[Extracted records]
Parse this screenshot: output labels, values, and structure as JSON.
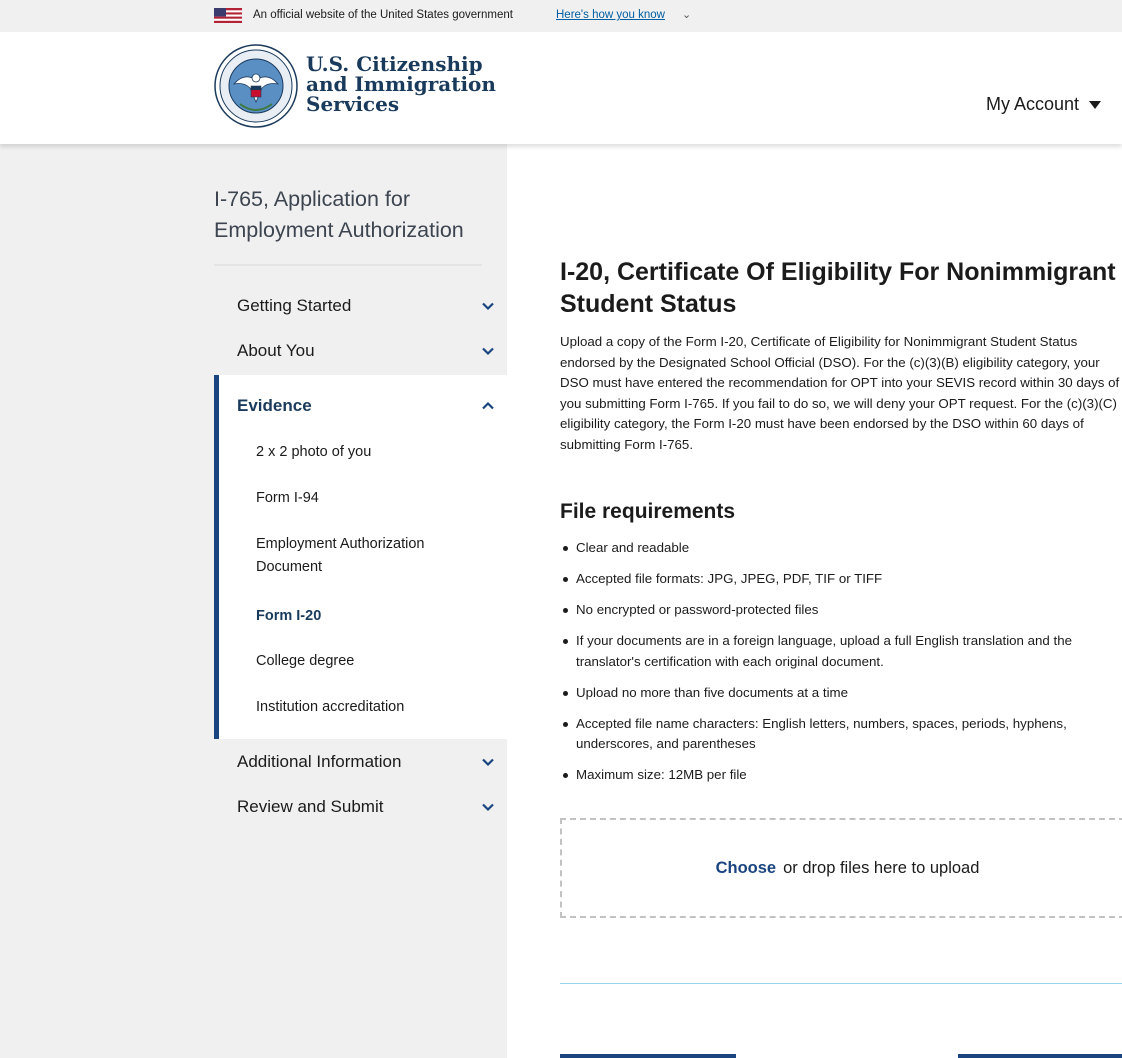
{
  "gov_banner": {
    "text": "An official website of the United States government",
    "link": "Here's how you know",
    "flag_icon": "us-flag-icon"
  },
  "header": {
    "brand_lines": [
      "U.S. Citizenship",
      "and Immigration",
      "Services"
    ],
    "account_label": "My Account"
  },
  "sidebar": {
    "title": "I-765, Application for Employment Authorization",
    "sections": [
      {
        "label": "Getting Started",
        "expanded": false
      },
      {
        "label": "About You",
        "expanded": false
      },
      {
        "label": "Evidence",
        "expanded": true
      },
      {
        "label": "Additional Information",
        "expanded": false
      },
      {
        "label": "Review and Submit",
        "expanded": false
      }
    ],
    "evidence_items": [
      "2 x 2 photo of you",
      "Form I-94",
      "Employment Authorization Document",
      "Form I-20",
      "College degree",
      "Institution accreditation"
    ],
    "current_item": "Form I-20"
  },
  "main": {
    "title": "I-20, Certificate Of Eligibility For Nonimmigrant Student Status",
    "intro": "Upload a copy of the Form I-20, Certificate of Eligibility for Nonimmigrant Student Status endorsed by the Designated School Official (DSO). For the (c)(3)(B) eligibility category, your DSO must have entered the recommendation for OPT into your SEVIS record within 30 days of you submitting Form I-765. If you fail to do so, we will deny your OPT request. For the (c)(3)(C) eligibility category, the Form I-20 must have been endorsed by the DSO within 60 days of submitting Form I-765.",
    "requirements_title": "File requirements",
    "requirements": [
      "Clear and readable",
      "Accepted file formats: JPG, JPEG, PDF, TIF or TIFF",
      "No encrypted or password-protected files",
      "If your documents are in a foreign language, upload a full English translation and the translator's certification with each original document.",
      "Upload no more than five documents at a time",
      "Accepted file name characters: English letters, numbers, spaces, periods, hyphens, underscores, and parentheses",
      "Maximum size: 12MB per file"
    ],
    "upload": {
      "choose": "Choose",
      "rest": "or drop files here to upload"
    }
  },
  "colors": {
    "brand_navy": "#1a4480",
    "link_blue": "#005ea2",
    "sidebar_bg": "#f0f0f0"
  }
}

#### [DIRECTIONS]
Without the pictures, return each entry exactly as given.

#### [RESPONSE TO THIS TASK]
Parse this screenshot: output labels, values, and structure as JSON.
{
  "gov_banner": {
    "text": "An official website of the United States government",
    "link": "Here's how you know",
    "flag_icon": "us-flag-icon"
  },
  "header": {
    "brand_lines": [
      "U.S. Citizenship",
      "and Immigration",
      "Services"
    ],
    "account_label": "My Account"
  },
  "sidebar": {
    "title": "I-765, Application for Employment Authorization",
    "sections": [
      {
        "label": "Getting Started",
        "expanded": false
      },
      {
        "label": "About You",
        "expanded": false
      },
      {
        "label": "Evidence",
        "expanded": true
      },
      {
        "label": "Additional Information",
        "expanded": false
      },
      {
        "label": "Review and Submit",
        "expanded": false
      }
    ],
    "evidence_items": [
      "2 x 2 photo of you",
      "Form I-94",
      "Employment Authorization Document",
      "Form I-20",
      "College degree",
      "Institution accreditation"
    ],
    "current_item": "Form I-20"
  },
  "main": {
    "title": "I-20, Certificate Of Eligibility For Nonimmigrant Student Status",
    "intro": "Upload a copy of the Form I-20, Certificate of Eligibility for Nonimmigrant Student Status endorsed by the Designated School Official (DSO). For the (c)(3)(B) eligibility category, your DSO must have entered the recommendation for OPT into your SEVIS record within 30 days of you submitting Form I-765. If you fail to do so, we will deny your OPT request. For the (c)(3)(C) eligibility category, the Form I-20 must have been endorsed by the DSO within 60 days of submitting Form I-765.",
    "requirements_title": "File requirements",
    "requirements": [
      "Clear and readable",
      "Accepted file formats: JPG, JPEG, PDF, TIF or TIFF",
      "No encrypted or password-protected files",
      "If your documents are in a foreign language, upload a full English translation and the translator's certification with each original document.",
      "Upload no more than five documents at a time",
      "Accepted file name characters: English letters, numbers, spaces, periods, hyphens, underscores, and parentheses",
      "Maximum size: 12MB per file"
    ],
    "upload": {
      "choose": "Choose",
      "rest": "or drop files here to upload"
    }
  },
  "colors": {
    "brand_navy": "#1a4480",
    "link_blue": "#005ea2",
    "sidebar_bg": "#f0f0f0"
  }
}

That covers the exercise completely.